* Website and app data records *
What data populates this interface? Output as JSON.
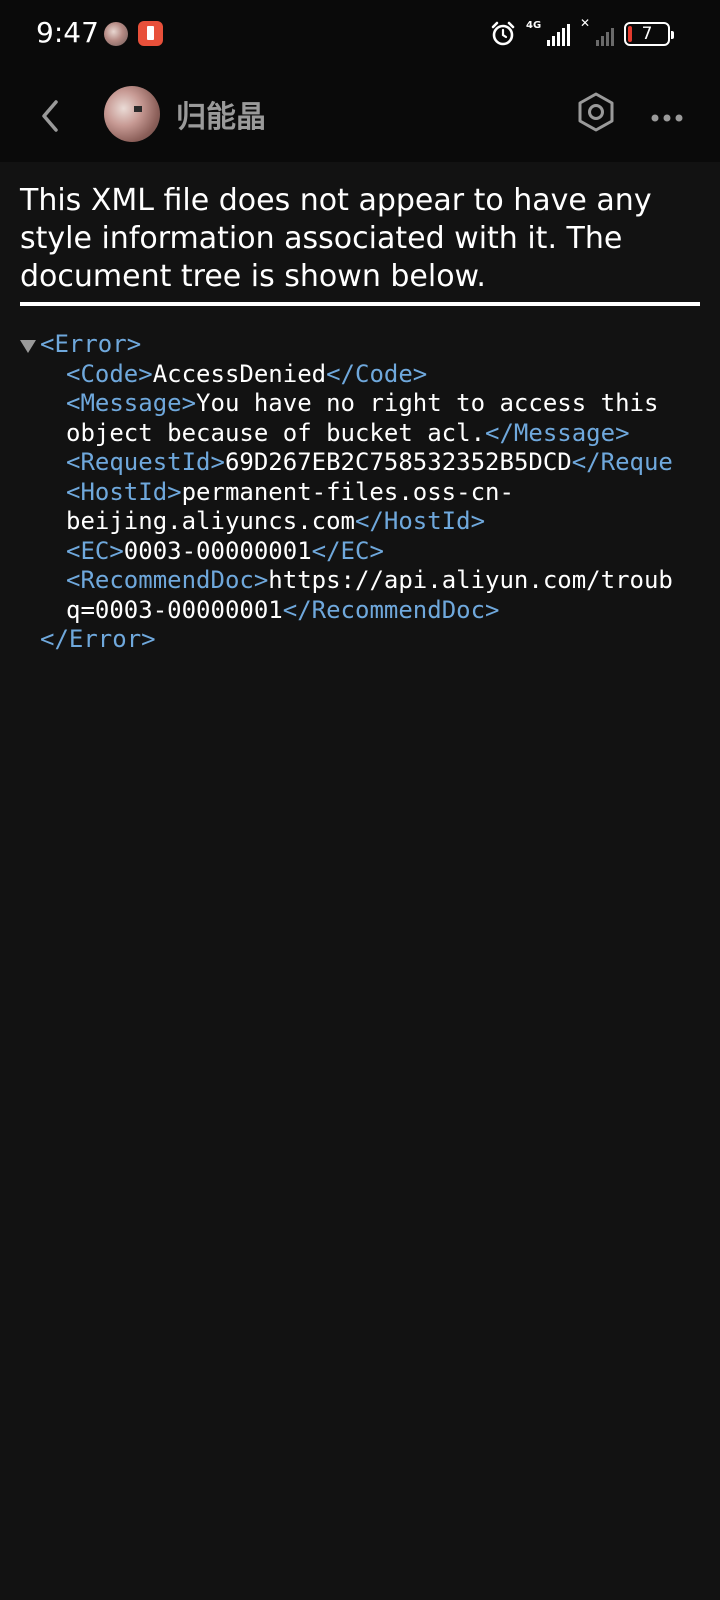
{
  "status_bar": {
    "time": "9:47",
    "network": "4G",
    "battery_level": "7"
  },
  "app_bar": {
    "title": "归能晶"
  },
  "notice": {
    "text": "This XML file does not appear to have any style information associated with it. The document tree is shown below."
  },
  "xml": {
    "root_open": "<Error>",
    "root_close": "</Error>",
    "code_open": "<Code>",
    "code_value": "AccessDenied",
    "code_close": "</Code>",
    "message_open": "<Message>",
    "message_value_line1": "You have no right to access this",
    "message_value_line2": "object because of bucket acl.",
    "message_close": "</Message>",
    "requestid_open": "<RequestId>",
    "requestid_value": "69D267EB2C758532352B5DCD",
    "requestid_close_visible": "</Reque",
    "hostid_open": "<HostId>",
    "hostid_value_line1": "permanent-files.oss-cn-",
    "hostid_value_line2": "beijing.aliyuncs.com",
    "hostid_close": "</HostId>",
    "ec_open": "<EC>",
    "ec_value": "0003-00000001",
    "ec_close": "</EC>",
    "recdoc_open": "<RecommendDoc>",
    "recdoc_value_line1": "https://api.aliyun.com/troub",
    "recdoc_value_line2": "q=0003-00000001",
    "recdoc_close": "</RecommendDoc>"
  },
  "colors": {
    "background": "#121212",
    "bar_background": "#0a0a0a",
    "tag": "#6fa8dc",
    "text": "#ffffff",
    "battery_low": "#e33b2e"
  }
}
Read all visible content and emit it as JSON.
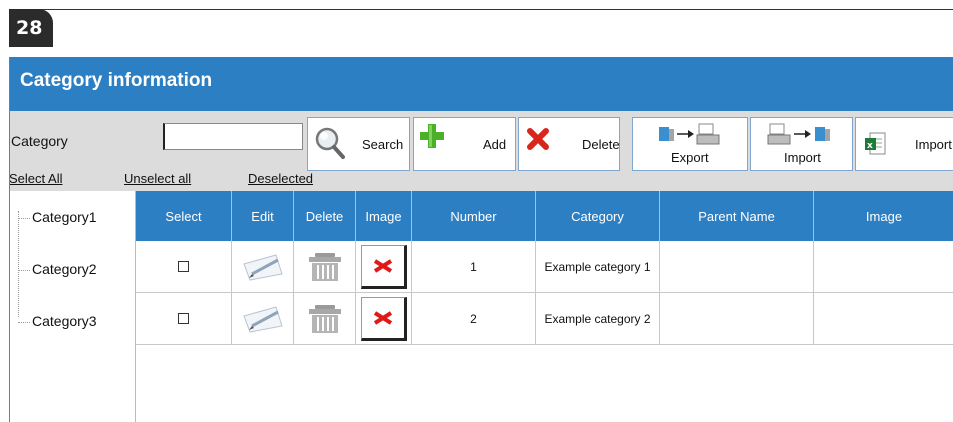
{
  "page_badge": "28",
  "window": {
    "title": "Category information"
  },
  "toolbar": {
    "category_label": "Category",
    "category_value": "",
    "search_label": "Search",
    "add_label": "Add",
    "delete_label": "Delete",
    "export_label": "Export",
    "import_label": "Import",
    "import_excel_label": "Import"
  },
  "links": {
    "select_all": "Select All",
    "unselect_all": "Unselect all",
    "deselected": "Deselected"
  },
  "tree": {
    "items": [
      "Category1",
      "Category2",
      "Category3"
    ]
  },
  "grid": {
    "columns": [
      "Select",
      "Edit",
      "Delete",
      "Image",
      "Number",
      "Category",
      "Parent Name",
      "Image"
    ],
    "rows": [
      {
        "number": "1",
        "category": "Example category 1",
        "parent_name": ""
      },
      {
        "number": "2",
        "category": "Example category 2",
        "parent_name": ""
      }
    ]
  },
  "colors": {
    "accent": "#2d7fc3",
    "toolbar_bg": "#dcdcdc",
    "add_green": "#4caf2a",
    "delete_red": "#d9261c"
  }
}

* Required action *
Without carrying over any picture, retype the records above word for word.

* Task result *
What data populates this interface? Output as JSON.
{
  "status_bar": {
    "time": "9:47",
    "network": "4G",
    "battery_level": "7"
  },
  "app_bar": {
    "title": "归能晶"
  },
  "notice": {
    "text": "This XML file does not appear to have any style information associated with it. The document tree is shown below."
  },
  "xml": {
    "root_open": "<Error>",
    "root_close": "</Error>",
    "code_open": "<Code>",
    "code_value": "AccessDenied",
    "code_close": "</Code>",
    "message_open": "<Message>",
    "message_value_line1": "You have no right to access this",
    "message_value_line2": "object because of bucket acl.",
    "message_close": "</Message>",
    "requestid_open": "<RequestId>",
    "requestid_value": "69D267EB2C758532352B5DCD",
    "requestid_close_visible": "</Reque",
    "hostid_open": "<HostId>",
    "hostid_value_line1": "permanent-files.oss-cn-",
    "hostid_value_line2": "beijing.aliyuncs.com",
    "hostid_close": "</HostId>",
    "ec_open": "<EC>",
    "ec_value": "0003-00000001",
    "ec_close": "</EC>",
    "recdoc_open": "<RecommendDoc>",
    "recdoc_value_line1": "https://api.aliyun.com/troub",
    "recdoc_value_line2": "q=0003-00000001",
    "recdoc_close": "</RecommendDoc>"
  },
  "colors": {
    "background": "#121212",
    "bar_background": "#0a0a0a",
    "tag": "#6fa8dc",
    "text": "#ffffff",
    "battery_low": "#e33b2e"
  }
}
Read all visible content and emit it as JSON.
{
  "page_badge": "28",
  "window": {
    "title": "Category information"
  },
  "toolbar": {
    "category_label": "Category",
    "category_value": "",
    "search_label": "Search",
    "add_label": "Add",
    "delete_label": "Delete",
    "export_label": "Export",
    "import_label": "Import",
    "import_excel_label": "Import"
  },
  "links": {
    "select_all": "Select All",
    "unselect_all": "Unselect all",
    "deselected": "Deselected"
  },
  "tree": {
    "items": [
      "Category1",
      "Category2",
      "Category3"
    ]
  },
  "grid": {
    "columns": [
      "Select",
      "Edit",
      "Delete",
      "Image",
      "Number",
      "Category",
      "Parent Name",
      "Image"
    ],
    "rows": [
      {
        "number": "1",
        "category": "Example category 1",
        "parent_name": ""
      },
      {
        "number": "2",
        "category": "Example category 2",
        "parent_name": ""
      }
    ]
  },
  "colors": {
    "accent": "#2d7fc3",
    "toolbar_bg": "#dcdcdc",
    "add_green": "#4caf2a",
    "delete_red": "#d9261c"
  }
}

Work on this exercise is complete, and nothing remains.